Specific Guidance for the Public:

The Centers for Disease Control and Prevention (CDC) recommends taking everyday preventive actions to help prevent the spread of respiratory diseases, including:

  • Avoid close contact outside your home: Put 6 feet of distance between yourself and people who don’t live in your household.
  • Cover your mouth and nose with a cloth face cover when around others and continue to keep about 6 feet between yourself and others. The cloth face cover is not a substitute for social distancing.
  • Stay home when you are sick, except to seek medical care
  • Wash your hands often and with soap and water for at least 20 seconds and help young children to do the same. If soap and water are not available, use an alcohol-base hand sanitizer with at least 60% alcohol.
  • Avoid touching your eyes, nose, and mouth with unwashed hands.
  • Avoid close contact with people who are sick.
  • Clean and disinfect frequently touched objects and surfaces daily using a regular household cleaning spray or wipes.
  • Cover your cough or sneeze with a tissue, then throw the tissue in the trash. If you do not have a tissue, use your sleeve, not your hands. Immediately wash your hands.
  • Monitor your health daily. Be alert for symptoms. Take your temperature and follow CDC guidance if symptoms develop.
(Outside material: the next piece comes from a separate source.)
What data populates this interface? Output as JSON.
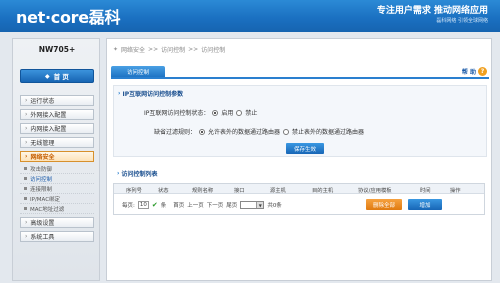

Additional information is available at the following websites:


For additional information and updates from the City of Duncanville visit:
duncanville.com/covid-19/